Exercise aim → Pull every line with "siècles" from the material.

BEGIN Supplied material

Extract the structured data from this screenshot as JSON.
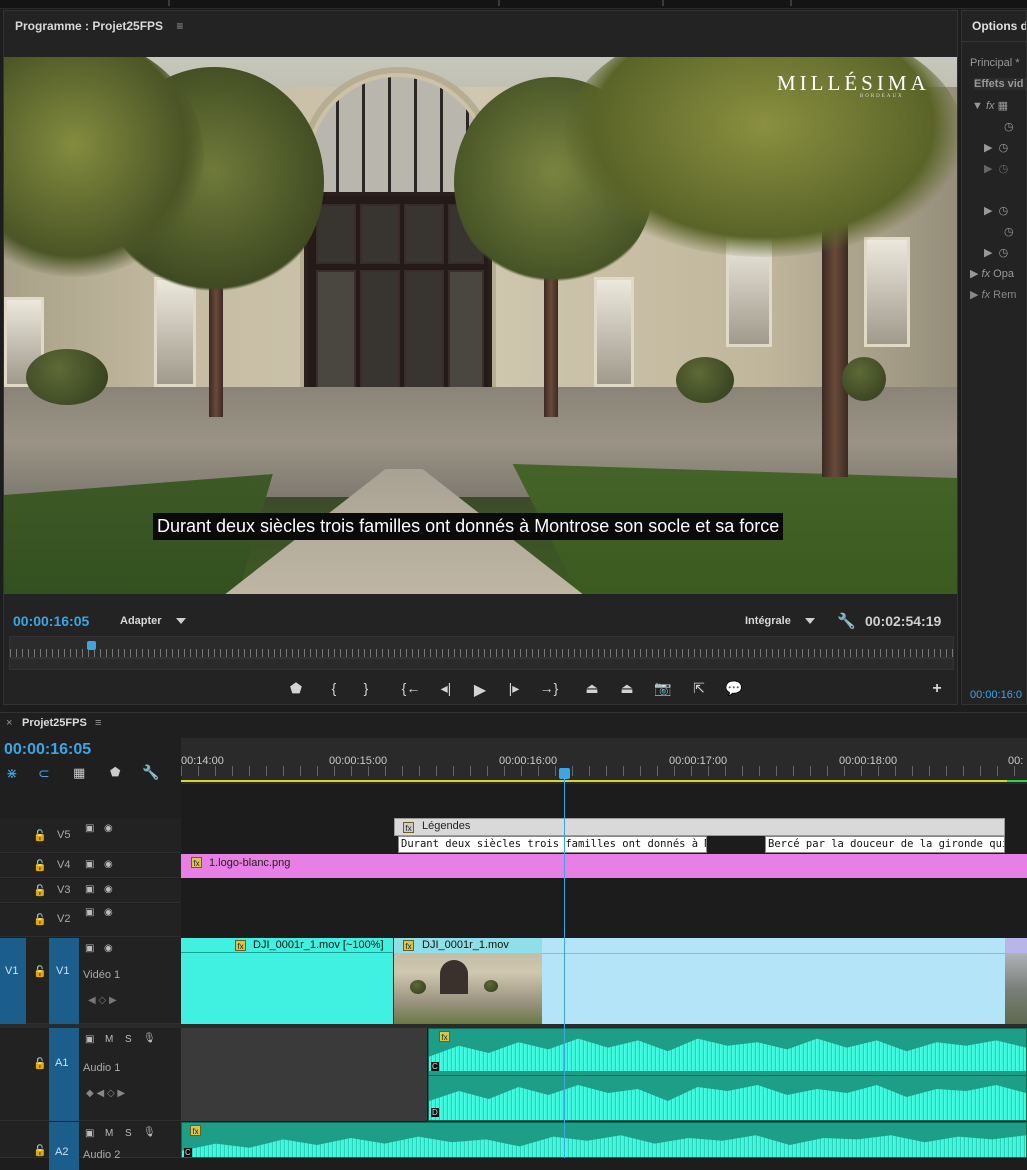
{
  "program": {
    "title": "Programme : Projet25FPS",
    "menu_icon": "≡",
    "subtitle_text": "Durant deux siècles trois familles ont donnés à Montrose son socle et sa force",
    "logo_text": "MILLÉSIMA",
    "logo_subtext": "BORDEAUX",
    "timecode_current": "00:00:16:05",
    "zoom_label": "Adapter",
    "resolution_label": "Intégrale",
    "timecode_duration": "00:02:54:19",
    "wrench_icon": "wrench-icon",
    "controls": [
      "marker-icon",
      "mark-in-icon",
      "mark-out-icon",
      "go-to-in-icon",
      "step-back-icon",
      "play-icon",
      "step-forward-icon",
      "go-to-out-icon",
      "lift-icon",
      "extract-icon",
      "export-frame-icon",
      "button-editor-icon",
      "captions-icon"
    ],
    "add_button": "+"
  },
  "effect_controls": {
    "title": "Options d'",
    "tab": "Principal *",
    "section": "Effets vid",
    "opacity_label": "Opa",
    "remap_label": "Rem",
    "timecode": "00:00:16:0"
  },
  "timeline": {
    "close": "×",
    "title": "Projet25FPS",
    "menu_icon": "≡",
    "timecode": "00:00:16:05",
    "ruler_labels": [
      "00:14:00",
      "00:00:15:00",
      "00:00:16:00",
      "00:00:17:00",
      "00:00:18:00",
      "00:"
    ],
    "tracks": {
      "v5": "V5",
      "v4": "V4",
      "v3": "V3",
      "v2": "V2",
      "v1_source": "V1",
      "v1": "V1",
      "v1_name": "Vidéo 1",
      "a1": "A1",
      "a1_name": "Audio 1",
      "a2": "A2",
      "a2_name": "Audio 2",
      "mute": "M",
      "solo": "S"
    },
    "clips": {
      "captions_track": "Légendes",
      "caption1": "Durant deux siècles trois familles ont donnés à Montros",
      "caption2": "Bercé par la douceur de la gironde qui effleu",
      "logo_clip": "1.logo-blanc.png",
      "video_clip1": "DJI_0001r_1.mov [~100%]",
      "video_clip2": "DJI_0001r_1.mov",
      "audio_ch_c": "C",
      "audio_ch_d": "D",
      "fx_badge": "fx"
    }
  },
  "colors": {
    "timecode": "#3da5e6",
    "video_clip": "#40f0e0",
    "logo_clip": "#e77fe4",
    "audio_clip": "#3cf5da",
    "track_selected": "#1b5e8c"
  }
}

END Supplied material

Finished task →
    "subtitle_text": "Durant deux siècles trois familles ont donnés à Montrose son socle et sa force",
      "caption1": "Durant deux siècles trois familles ont donnés à Montros",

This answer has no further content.